Kmart’s Loss Narrows After Closures, Layoffs
Kmart Corp., the largest U.S. retailer to file for bankruptcy protection, said Monday that its fiscal fourth-quarter loss narrowed to $1.1 billion after closing stores and firing workers.
The net loss was $2.13 a share, compared with a loss of $1.65 billion, or $3.31, a year earlier, the retailer said in a Securities and Exchange Commission filing. Revenue in the three months ended Jan. 29 fell 18% to $8.88 billion, while sales at stores open at least a year declined 9.8%.
Kmart’s loss for the year widened to $3.22 billion from $2.45 billion in the year that ended in January 2002. The company lags behind discount retailers Wal-Mart Stores Inc. and Target Corp. in sales.
Kmart is closing about 316 stores and eliminating as many as 35,000 jobs after shuttering 283 outlets in the first half of last year as part of a plan to exit bankruptcy protection by the end of April. Chief Executive Julian Day needs to hold on to remaining customers to boost sales amid consumer concerns about jobs, the economy and war in Iraq, analysts said.

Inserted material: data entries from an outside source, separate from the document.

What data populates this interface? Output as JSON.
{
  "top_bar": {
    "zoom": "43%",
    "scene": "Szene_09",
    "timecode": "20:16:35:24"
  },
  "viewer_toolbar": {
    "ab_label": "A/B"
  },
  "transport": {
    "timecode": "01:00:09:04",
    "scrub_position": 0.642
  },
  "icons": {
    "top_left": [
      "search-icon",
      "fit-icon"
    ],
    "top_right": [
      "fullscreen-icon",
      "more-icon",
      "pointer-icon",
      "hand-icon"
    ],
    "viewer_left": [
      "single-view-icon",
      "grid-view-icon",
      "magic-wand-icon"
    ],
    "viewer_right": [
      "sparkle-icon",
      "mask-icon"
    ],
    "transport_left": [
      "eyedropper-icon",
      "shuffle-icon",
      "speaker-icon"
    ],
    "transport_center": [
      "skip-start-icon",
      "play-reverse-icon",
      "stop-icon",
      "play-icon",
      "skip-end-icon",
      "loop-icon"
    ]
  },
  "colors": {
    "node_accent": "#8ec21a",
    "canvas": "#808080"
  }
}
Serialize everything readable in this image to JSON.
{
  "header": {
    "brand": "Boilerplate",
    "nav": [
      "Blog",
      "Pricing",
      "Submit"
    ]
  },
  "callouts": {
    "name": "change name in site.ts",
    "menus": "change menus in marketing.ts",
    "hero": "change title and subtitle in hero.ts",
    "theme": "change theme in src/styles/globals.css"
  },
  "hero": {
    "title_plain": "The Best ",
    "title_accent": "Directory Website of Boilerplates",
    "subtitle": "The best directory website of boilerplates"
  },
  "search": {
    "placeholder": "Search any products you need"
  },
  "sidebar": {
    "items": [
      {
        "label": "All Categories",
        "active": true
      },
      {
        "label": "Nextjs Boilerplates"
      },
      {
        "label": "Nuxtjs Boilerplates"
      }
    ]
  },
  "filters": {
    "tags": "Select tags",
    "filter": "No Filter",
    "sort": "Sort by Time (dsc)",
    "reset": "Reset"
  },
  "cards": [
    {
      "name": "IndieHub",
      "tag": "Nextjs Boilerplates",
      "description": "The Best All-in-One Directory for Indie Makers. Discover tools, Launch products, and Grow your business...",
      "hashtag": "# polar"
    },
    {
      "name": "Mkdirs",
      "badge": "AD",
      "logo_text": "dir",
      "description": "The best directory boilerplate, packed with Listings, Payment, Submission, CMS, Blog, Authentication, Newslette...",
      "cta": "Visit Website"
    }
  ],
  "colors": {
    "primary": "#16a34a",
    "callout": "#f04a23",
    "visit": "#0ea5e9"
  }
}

“We’re not convinced the company has addressed some of the fundamental competitive problems it will be confronted with when it comes out of bankruptcy,” said Andrew Ebersole, a fixed-income analyst at KDP Investment Advisors.
Kmart will have about 1,500 stores after the closings. The company has said same-store sales will increase this year, and it expects to become profitable in 2004. Kmart will have eliminated about 57,000 positions while in Chapter 11, it said in the filing.
“We’re beginning to see some early signs of progress in controlling costs,” Day said.
The Troy, Mich.-based retailer filed for bankruptcy protection in January 2002 after an attempt to beat Wal-Mart’s low prices failed and some suppliers, including grocery distributor Fleming Cos., withheld shipments because they were concerned about being paid. Same-store sales have declined 17 straight months, including a 2.5% February drop, excluding stores that are closing.
Fleming said Monday that it expects to receive $37 million in cash from Kmart as part of a settlement of claims after the company dropped the supplier as its exclusive distributor of groceries this month.
Kmart expects to make as much as $900 million in contributions to its pension plan over five or six years beginning in 2005 or earlier because the value of the fund has decreased as stock markets declined.
Under Kmart’s reorganization plan, ESL Investments Inc. and Third Avenue Value Fund will provide at least $140 million to repay lenders in exchange for shares of the reorganized company. ESL, also will give up a $153.4-million bank loan claim in return for additional shares. The investment companies will have a combined stake of about 50%.
Shares of Kmart, which are essentially worthless under the reorganization plan, were little changed at about 12 cents.